Nonnus Panapolitanus / Gregory of Nazianzus
Μεταβολὴ τοῦ κατὰ Ἰωάννην ἁγίου εὐαγγελίου — Paris 15412.200 €
Νόννου Ποιητοῦ Πανοπολίτου Μεταβολὴ τοῦ κατὰ Ἰωάννην ἁγίου εὐαγγελίου. [Gregory of N.:] Γνῶμαι μονόστιχοι. Τὰ Χριστοῦ θαύματα. Παραβολαὶ δι΄ ἰάμβων. [Colophon:] ἔν τῇ τῶν παρισίων. μεταγειτνιῶνος μηνός, ἔτι [sic] πρώτῳ καὶ τεσσαροκοστῷ ἐπὶ τοῖς χιλίοις καὶ πεντακοσίοις.
Paris, Émonde Toussain, July 1541
8vo (155 x 101) mm. α-ι8 κ4: 63 ( = 76) leaves. Modern vellum.
The editor of the Nonnus is Scipione Forteguerri. As Σκιπιῶν καρτερομάχος he has added three distichs at the end of the Nonnus. Renouard suggests Jacques Toussain as editor of the Gregory.
Provenance: Deleted contemporary ownership entry on title; contemporary notes in Latin, interlinear and marginal, on leaves 1-11 and 60b.
Ex-libris of Henri Focillon (1881-1943), the French art historian, taught at Yale University. And of Jurgis Baltrosaitis (1903-1988), the Lithuanian art historian.

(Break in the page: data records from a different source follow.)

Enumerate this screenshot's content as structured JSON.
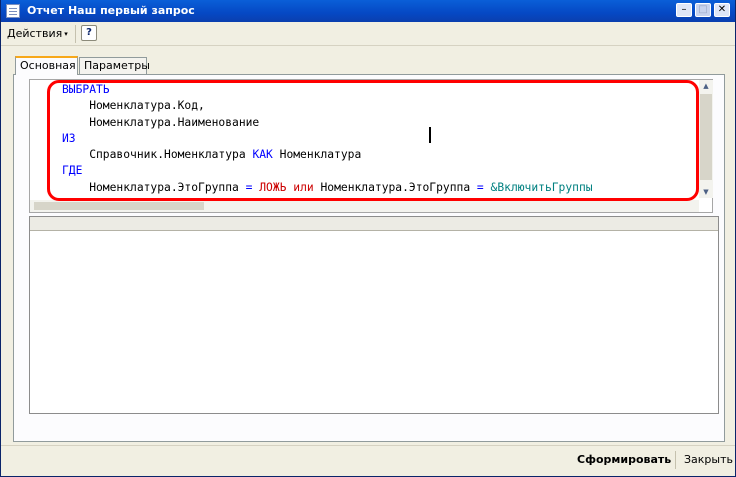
{
  "window": {
    "title": "Отчет  Наш первый запрос",
    "minimize": "–",
    "maximize": "□",
    "close": "✕"
  },
  "toolbar": {
    "actions_label": "Действия",
    "actions_arrow": "▾",
    "help_label": "?"
  },
  "tabs": [
    {
      "label": "Основная",
      "active": true
    },
    {
      "label": "Параметры",
      "active": false
    }
  ],
  "query": {
    "lines": [
      [
        {
          "text": "ВЫБРАТЬ",
          "style": "kw"
        }
      ],
      [
        {
          "text": "    Номенклатура.Код,",
          "style": "plain"
        }
      ],
      [
        {
          "text": "    Номенклатура.Наименование",
          "style": "plain"
        }
      ],
      [
        {
          "text": "ИЗ",
          "style": "kw"
        }
      ],
      [
        {
          "text": "    Справочник.Номенклатура ",
          "style": "plain"
        },
        {
          "text": "КАК",
          "style": "kw"
        },
        {
          "text": " Номенклатура",
          "style": "plain"
        }
      ],
      [
        {
          "text": "ГДЕ",
          "style": "kw"
        }
      ],
      [
        {
          "text": "    Номенклатура.ЭтоГруппа ",
          "style": "plain"
        },
        {
          "text": "=",
          "style": "kw"
        },
        {
          "text": " ЛОЖЬ",
          "style": "red"
        },
        {
          "text": " или",
          "style": "red"
        },
        {
          "text": " Номенклатура.ЭтоГруппа ",
          "style": "plain"
        },
        {
          "text": "=",
          "style": "kw"
        },
        {
          "text": " &ВключитьГруппы",
          "style": "teal"
        }
      ]
    ],
    "highlight_color": "#ff0000"
  },
  "scrollbar_arrows": {
    "up": "▲",
    "down": "▼"
  },
  "bottom": {
    "generate_label": "Сформировать",
    "close_label": "Закрыть"
  }
}
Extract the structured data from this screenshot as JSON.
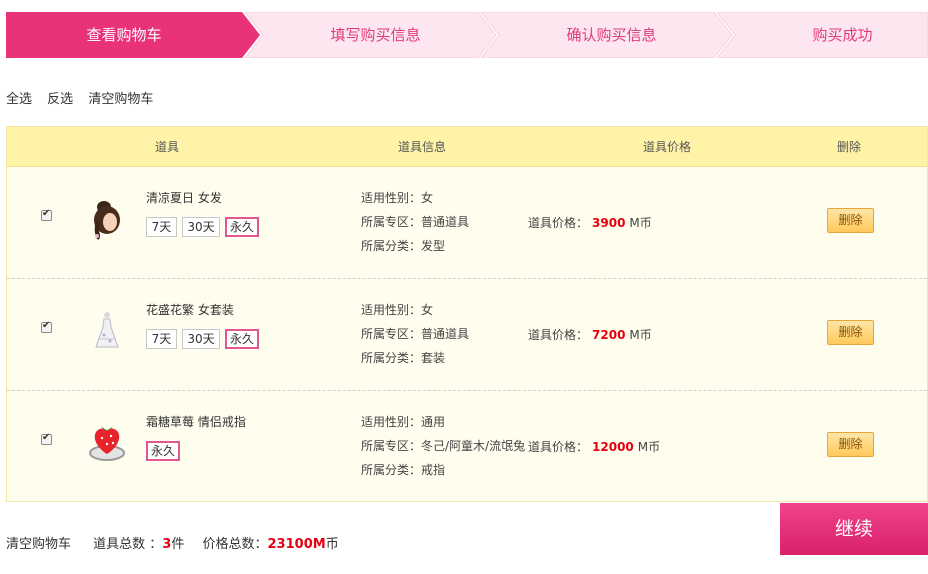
{
  "steps": [
    {
      "label": "查看购物车"
    },
    {
      "label": "填写购买信息"
    },
    {
      "label": "确认购买信息"
    },
    {
      "label": "购买成功"
    }
  ],
  "toolbar": {
    "select_all": "全选",
    "invert": "反选",
    "clear": "清空购物车"
  },
  "table_headers": {
    "item": "道具",
    "info": "道具信息",
    "price": "道具价格",
    "delete": "删除"
  },
  "items": [
    {
      "name": "清凉夏日 女发",
      "options": [
        "7天",
        "30天",
        "永久"
      ],
      "selected": "永久",
      "gender": "适用性别：女",
      "zone": "所属专区：普通道具",
      "category": "所属分类：发型",
      "price_label": "道具价格：",
      "price_value": "3900",
      "price_unit": "M币",
      "delete_label": "删除",
      "checked": true,
      "icon": "hair-icon"
    },
    {
      "name": "花盛花繁 女套装",
      "options": [
        "7天",
        "30天",
        "永久"
      ],
      "selected": "永久",
      "gender": "适用性别：女",
      "zone": "所属专区：普通道具",
      "category": "所属分类：套装",
      "price_label": "道具价格：",
      "price_value": "7200",
      "price_unit": "M币",
      "delete_label": "删除",
      "checked": true,
      "icon": "dress-icon"
    },
    {
      "name": "霜糖草莓 情侣戒指",
      "options": [
        "永久"
      ],
      "selected": "永久",
      "gender": "适用性别：通用",
      "zone": "所属专区：冬己/阿童木/流氓兔",
      "category": "所属分类：戒指",
      "price_label": "道具价格：",
      "price_value": "12000",
      "price_unit": "M币",
      "delete_label": "删除",
      "checked": true,
      "icon": "strawberry-ring-icon"
    }
  ],
  "footer": {
    "clear": "清空购物车",
    "count_label": "道具总数 ：",
    "count_value": "3",
    "count_unit": "件",
    "total_label": "价格总数：",
    "total_value": "23100M",
    "total_unit": "币",
    "continue": "继续"
  },
  "colors": {
    "accent": "#e8337b",
    "step_inactive": "#fde6ef",
    "header_bg": "#fff3a8",
    "row_bg": "#fffdee",
    "price_red": "#e60012"
  }
}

Renouard, Imprimeurs … V, no. 109; Adams B-1898; ustc 116747. Rare like all Greek books printed by Neobar, his widow Émonde Toussain and her second husband Jacques Bogard.
¶ Nonnus of Panopolis was the most notable Greek epic poet of the Imperial Roman era. He was a native of Panopolis (Akhmim) in the Egyptian Thebaid and probably lived in the 5th century CE. He is known as the composer of the Dionysiaca, an epic tale of the god Dionysus, and of the Metabole, a paraphrase of the Gospel of John. There is almost no evidence for the life of Nonnus. (Wikipedia)
On verso of title the editor placed a distich on Nonnus of an unknown author (Greek Anthology, Estienne 1566 p. 96; recent editions: IX, 198; transl. from Loeb/Tusculum):
Ἄδηλον [εἰς Νόννον τὸν ποιητήν]
Νόννος ἐγὼ· Πανὸς μὲν ἐμὴ πόλις· ἐν Φαρίῃ δὲ
ἔγχεϊ φοινήεντε γονὰς ἤμησα γιγάντων.
I am Nonnos. My native city was Panopolis; but in Alexandria I mote down by my vocal sword the children of the giants.
Nonnos bin ich, geboren in Pans Stadt; in Pharia hab ich mit dem Schwerte des Wortes die Brut der Giganten erschlagen.
„The epigram, written in perfect Nonnian style, is apparently an ‚advertisement‘ once prefacing an edition of N.’s works … it refers to both the Dionysiaca and the Paraphrasis … γονὰς ἤμησα γιγάντων glances [here] at N.’s ‚victory‘ over the heretics often designated as Giants. The poet’s ‚vocal sword‘ recalls the scene of Jesus‘ arrest in which Christ dashes his enemies to the ground ‚without a sword … with man dattering voice‘ and ‚with the unarmed hurricane of his voice‘. (K. Spanoudakis, Nonnus … Oxford 2015, p. 1)
„The Paraphrasis and the Dionysiaca of Nonnus of Panopolis are two parts of a great cultural project which aims at recounting the history of the world. The plan is historically conscious and is conceived sub specie aeternitatis. The diverse subjects of the poems need not imply a diverse audience. Either poem within itself contains features and allusions to the ‚other‘ heritage. A ‚mixed‘ poetry is addressed to a ‚mixed‘ audience, in which religious conviction is less important than cultural identity. The Paraphrasis seals the conclusion of this deterministic evolution usually called ‚history‘ celebrating the inauguration of a new era and looking on to the end of time initiated by the Second Coming. Conversely, the story of a son of Zeus, as yet an imperfect god, who only after his ordained accomplishment on earth is translated to the skies and symbols which were to play a major role in future events were first conceived. The arrival of Christ verified the truth and validity of these old symbols for those able to recognize them.“ (Spanoudakis, p. 4)
“ … one of most powerful and puzzling poems from late antique Egypt.“ (Enrico Livrea, who initiated a series of new editions and commentaries of the poem in 1988; 14 (!) volumes by different scholars have been published so far.